 He started out chasing six birdies, which is his usual mantra. He actually had seven, and even that was not enough.  "Today that's what I was thinking,'' said Appleby. "I got into the back nine and I'm thinking 'six might not be enough'. You get back to this is the Fedex playoffs. If I could time my performances like this, it'd be nice. My years' been a bit quiet so it was really nice to get out there today and feel more comfortable. I felt the nerves, but I dealt with them nice, which was great. It's a great test of golf and it's just nice to roll the ball and get some putts dropping.''

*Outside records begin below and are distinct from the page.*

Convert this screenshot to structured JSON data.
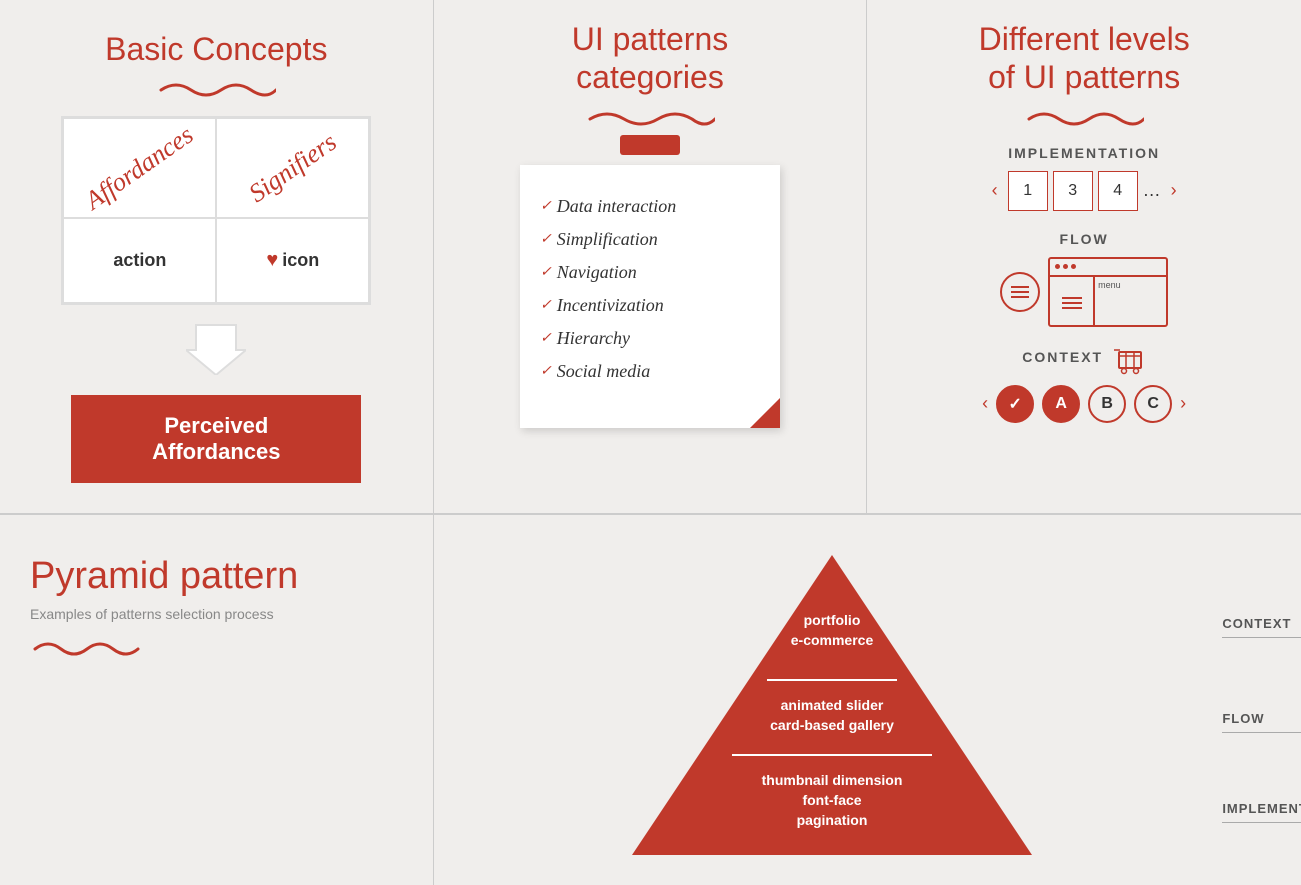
{
  "panel1": {
    "title": "Basic Concepts",
    "affordances_label": "Affordances",
    "signifiers_label": "Signifiers",
    "action_label": "action",
    "icon_label": "icon",
    "perceived_label": "Perceived Affordances"
  },
  "panel2": {
    "title": "UI patterns\ncategories",
    "items": [
      "Data interaction",
      "Simplification",
      "Navigation",
      "Incentivization",
      "Hierarchy",
      "Social media"
    ]
  },
  "panel3": {
    "title": "Different levels\nof UI patterns",
    "implementation_label": "IMPLEMENTATION",
    "flow_label": "FLOW",
    "context_label": "CONTEXT",
    "pagination": [
      "1",
      "3",
      "4",
      "…"
    ],
    "menu_label": "menu",
    "steps": [
      "✓",
      "A",
      "B",
      "C"
    ]
  },
  "bottom": {
    "pyramid_title": "Pyramid pattern",
    "pyramid_subtitle": "Examples of patterns selection process",
    "context_level": "CONTEXT",
    "flow_level": "FLOW",
    "implementation_level": "IMPLEMENTATION",
    "top_content": "portfolio\ne-commerce",
    "mid_content": "animated slider\ncard-based gallery",
    "bottom_content": "thumbnail dimension\nfont-face\npagination"
  },
  "colors": {
    "orange": "#c0392b",
    "bg": "#f0eeec"
  }
}
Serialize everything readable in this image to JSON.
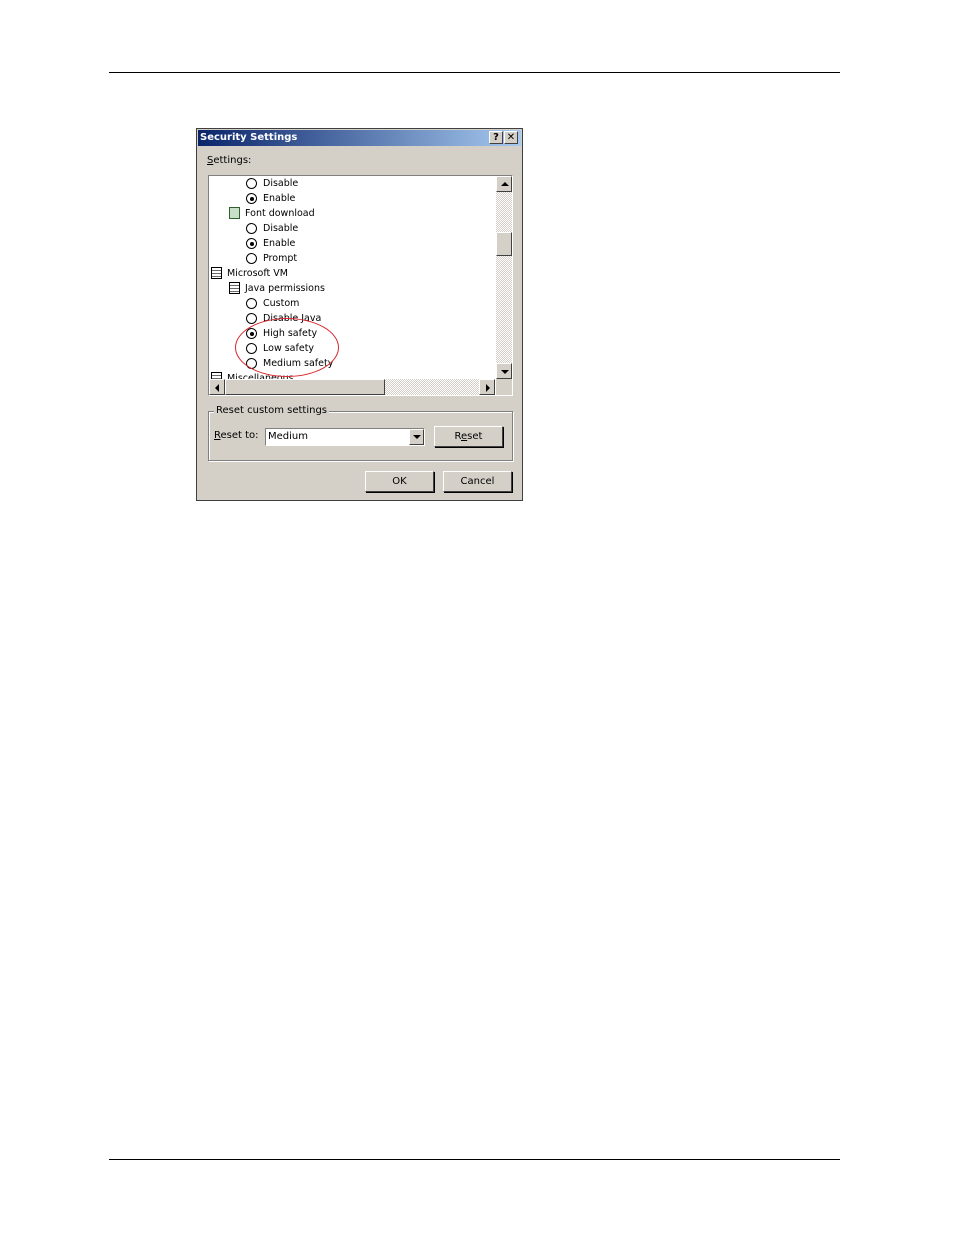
{
  "dialog": {
    "title": "Security Settings",
    "help_button": "?",
    "close_button": "✕",
    "settings_label_underlined": "S",
    "settings_label_rest": "ettings:"
  },
  "settings_list": {
    "items": [
      {
        "kind": "radio",
        "label": "Disable",
        "checked": false
      },
      {
        "kind": "radio",
        "label": "Enable",
        "checked": true
      },
      {
        "kind": "node",
        "label": "Font download",
        "icon": "font-download-icon"
      },
      {
        "kind": "radio",
        "label": "Disable",
        "checked": false
      },
      {
        "kind": "radio",
        "label": "Enable",
        "checked": true
      },
      {
        "kind": "radio",
        "label": "Prompt",
        "checked": false
      },
      {
        "kind": "node",
        "label": "Microsoft VM",
        "icon": "settings-category-icon"
      },
      {
        "kind": "node",
        "label": "Java permissions",
        "icon": "settings-category-icon"
      },
      {
        "kind": "radio",
        "label": "Custom",
        "checked": false
      },
      {
        "kind": "radio",
        "label": "Disable Java",
        "checked": false
      },
      {
        "kind": "radio",
        "label": "High safety",
        "checked": true
      },
      {
        "kind": "radio",
        "label": "Low safety",
        "checked": false
      },
      {
        "kind": "radio",
        "label": "Medium safety",
        "checked": false
      },
      {
        "kind": "node",
        "label": "Miscellaneous",
        "icon": "settings-category-icon"
      }
    ]
  },
  "reset_group": {
    "title": "Reset custom settings",
    "reset_to_underlined": "R",
    "reset_to_rest": "eset to:",
    "selected_value": "Medium",
    "reset_button_pre": "R",
    "reset_button_underlined": "e",
    "reset_button_post": "set"
  },
  "footer": {
    "ok_label": "OK",
    "cancel_label": "Cancel"
  },
  "colors": {
    "highlight_ellipse": "#d9262a",
    "titlebar_start": "#0a246a",
    "titlebar_end": "#a6caf0"
  }
}
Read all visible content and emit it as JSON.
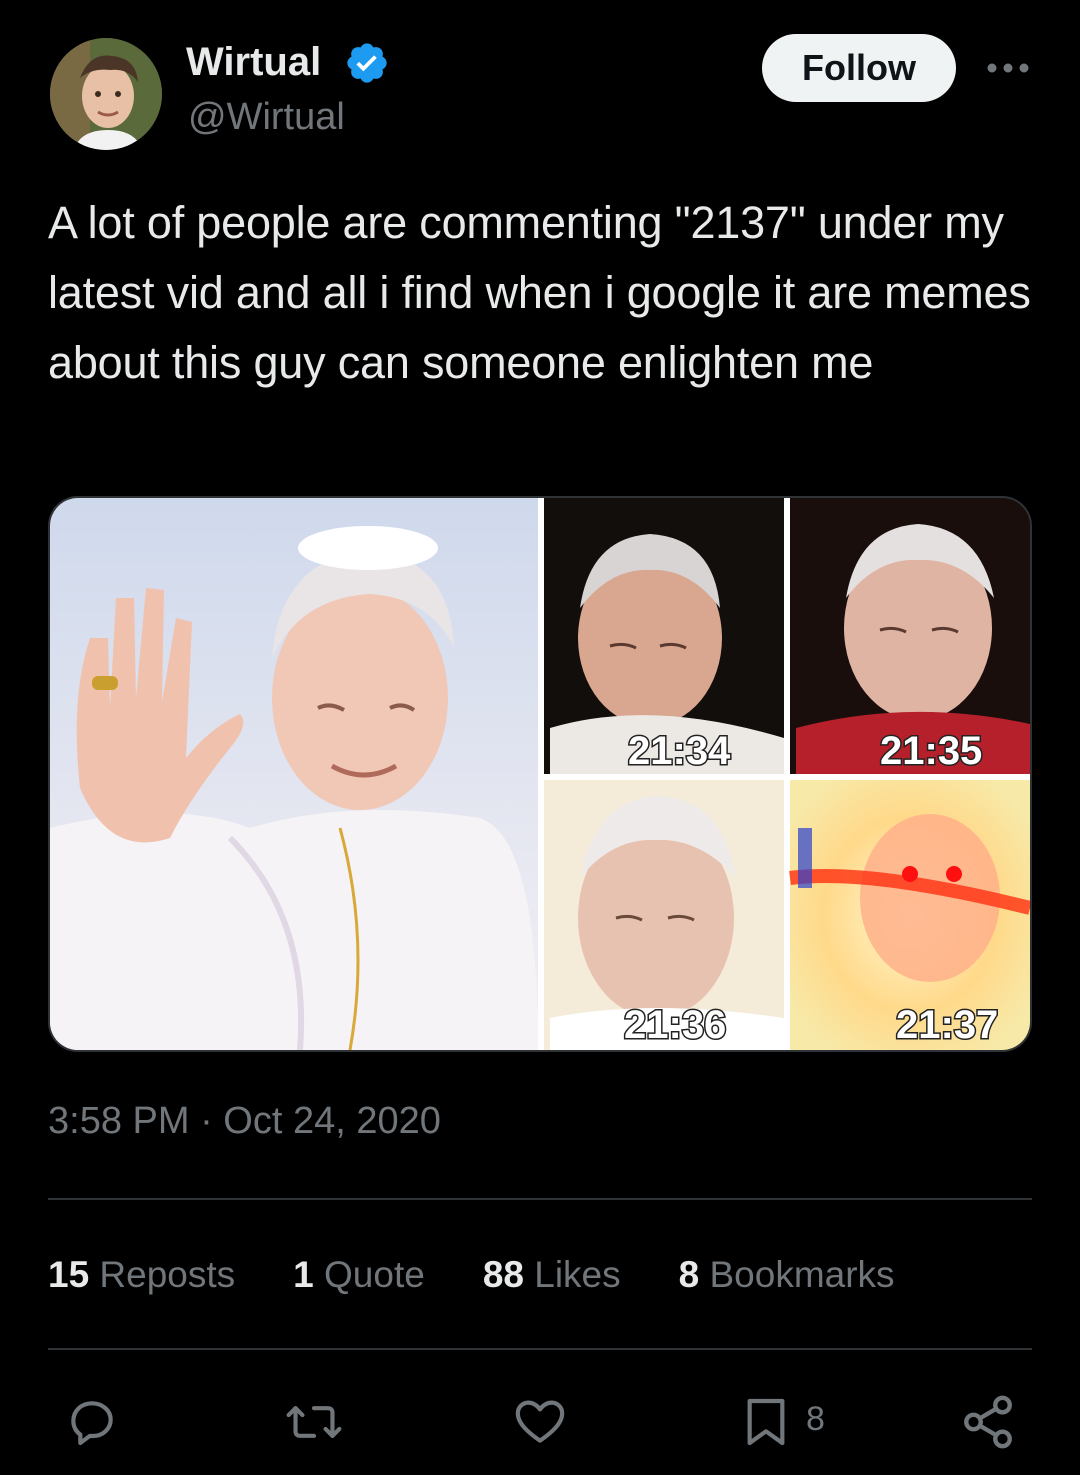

 The veteran was rapt to have the feeling of being in contention again. "I've won tournaments but it's been a long time. Sometimes that experience can wear thin and it doesn't shine through. I went out there and thought 'don't fight, don't wrestle the golf course. If you get an opportunity, give it a roll, see what happens'.''

 Queenslander Day carded a three-under 68 and in truth, did nothing wrong. When he birdied the 14th to reach 11-under for the tournament he was just a shot from the lead, but he could not make anything happen from there. He needed eagle at the last to force a playoff with Mahan, but his drive scudded right into the heavy rough and he could not find the green.

 Day is now seventh on the Fedex Cup rankings going to Boston this week for the Deutschebank Championship. Eight Australians have progressed to the second of the four playoff tournaments, all worth $8 million. Adam Scott closed with a 68 today to finish tied-15th, while of the 10 Australians who teed off at Ridgewood Country Club, two — Aaron Baddeley and Robert Allenby — are done for the season. Victorian Geoff Ogilvy qualified for Boston in 100th and last place after missing the cut and spending the weekend waiting to see if his ranking would improve, a nice reprieve.


 7 Jason Day, 16 Adam Scott, 19 Stuart Appleby, 28 John Senden, 36 Marc Leishman, 44 Steven Bowditch, 54 Matt Jones, 100 Geoff Ogilvy.